Orange Garden (1942 West Irving Park) is a jewel of Art Deco design, although otherwise it’s a standard Chinese-American restaurant. The menu reads like a listing of greatest hits, but the reason you go to Orange Garden is for the old-school vibe. The retro façade features fluted metallic columns on either side of shiny, metal-trimmed doors. There’s a second floor, in the classic arrangement of business space on the first floor and living space for the owners on the second floor. The neon sign in front advertises chop suey, for years a dish synonymous with Chinese-American cuisine. Inside, there are gold chandeliers, Chinese artwork on the walls, and red, a lot of red. In the evening, the servers put out traditional Chinese zodiac placemats. What you want is probably the egg rolls and Sesame Chicken, another Chinese-American classic, said to have originated in California with Chinese immigrants.
Luo’s Peking House (113 North Marion, Oak Park) prepares a mean egg foo young, a food also attributed to Chinese migrants in California working on the railroad. Like Orange Garden, Luo’s Peking House is old school, painted an avocado green, likely sometime in the seventies, with vinyl-backed chairs and aging fixtures that make the place even more lovable. At lunchtime, you get an egg roll, soup, entrée, fried rice, tea and fortune cookie for about eight dollars. It’s a deal you cannot beat, which is very much in the tradition of the great Chinese-American restaurants. The neon in the window assures “The Best Chinese Cuisine in Town” (with “CHINESE CUISINE” in bold red). We always get a big order of egg foo young; at home, we put the leftover patties on white bread with lettuce, tomato and mayo, a classic of Chinese-American cuisine: the St. Paul Sandwich, invented in St. Louis, is a strange and strangely delicious creation.
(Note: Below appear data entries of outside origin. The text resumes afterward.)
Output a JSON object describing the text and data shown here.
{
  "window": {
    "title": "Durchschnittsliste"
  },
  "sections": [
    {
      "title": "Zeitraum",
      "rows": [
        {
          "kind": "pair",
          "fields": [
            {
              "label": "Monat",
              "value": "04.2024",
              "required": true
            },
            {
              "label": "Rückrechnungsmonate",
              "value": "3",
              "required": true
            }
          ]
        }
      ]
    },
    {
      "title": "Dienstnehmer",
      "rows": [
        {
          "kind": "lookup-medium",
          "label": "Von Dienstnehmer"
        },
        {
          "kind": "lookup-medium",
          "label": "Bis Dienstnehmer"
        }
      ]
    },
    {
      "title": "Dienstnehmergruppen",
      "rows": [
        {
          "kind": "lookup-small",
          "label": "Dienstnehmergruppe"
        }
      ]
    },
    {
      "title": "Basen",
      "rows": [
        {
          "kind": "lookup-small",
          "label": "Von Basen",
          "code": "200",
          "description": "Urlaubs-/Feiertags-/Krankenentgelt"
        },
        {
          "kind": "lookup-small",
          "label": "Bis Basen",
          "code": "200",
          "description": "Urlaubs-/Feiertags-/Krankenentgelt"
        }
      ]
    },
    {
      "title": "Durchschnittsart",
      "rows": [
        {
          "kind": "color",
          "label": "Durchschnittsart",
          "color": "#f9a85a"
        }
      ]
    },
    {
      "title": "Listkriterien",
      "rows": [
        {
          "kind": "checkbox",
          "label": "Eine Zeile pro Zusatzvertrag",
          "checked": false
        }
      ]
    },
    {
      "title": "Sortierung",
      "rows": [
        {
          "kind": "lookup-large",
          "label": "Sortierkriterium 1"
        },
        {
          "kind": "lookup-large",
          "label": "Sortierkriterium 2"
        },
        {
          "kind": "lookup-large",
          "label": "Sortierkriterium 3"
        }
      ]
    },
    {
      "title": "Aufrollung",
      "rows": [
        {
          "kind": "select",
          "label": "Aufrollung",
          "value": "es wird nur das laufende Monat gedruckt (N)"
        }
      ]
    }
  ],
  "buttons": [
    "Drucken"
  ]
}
Great Sea Chinese Restaurant (3253 West Lawrence) has the usual offerings, and one very special one: Lollipop Chicken Legs. When we were last at the Chinese-Korean Great Sea, a platter of these hugely popular legs graced every table. What makes them so delicious? People who live in the U.S. are accustomed to the taste of sweet, thus the almost too-too sugary syrup that covers General Tso’s Chicken and Orange Beef. The folks at Great Sea Chinese Restaurant, who were one of the first Chicago restaurants to serve Lollipop Chicken Legs (also called gam pong gi wings), recognize the Yankee predilection for sweetness, but they use sweet as one flavor among many, including spicy-hot and savory. We Yanks also dig convenience, and so the meat on the Lollipop Chicken Wings is pulled up to the end of the bone, providing a handle for easy eating.
When Harvey Keitel and Robert De Niro and friends run out of money in Martin Scorsese’s “Mean Streets,” they go for Chinese. Chinese-American cuisine is a traditional value food, and at each of these restaurants, you can get lunch big enough to share for under ten dollars. Try finding a deal like that elsewhere, even at McDonald’s. Even if it’s sometimes a little more fried and a little more sweet than you might prefer, Chinese-American food—or perhaps we should call it American Chinese—hits a lot of our buttons, and it is, indeed, damn good.
Dining and Drinking Editor for Newcity, David also writes a weekly food column for Wednesday Journal in Oak Park and is a frequent contributor of food/drink and travel pieces to the Chicago Tribune, Plate Magazine and other publications. David has also contributed chapters to several books, including Street Food Around the World, Street Food, and The Chicago Food Encyclopedia. Contact: firstname.lastname@example.org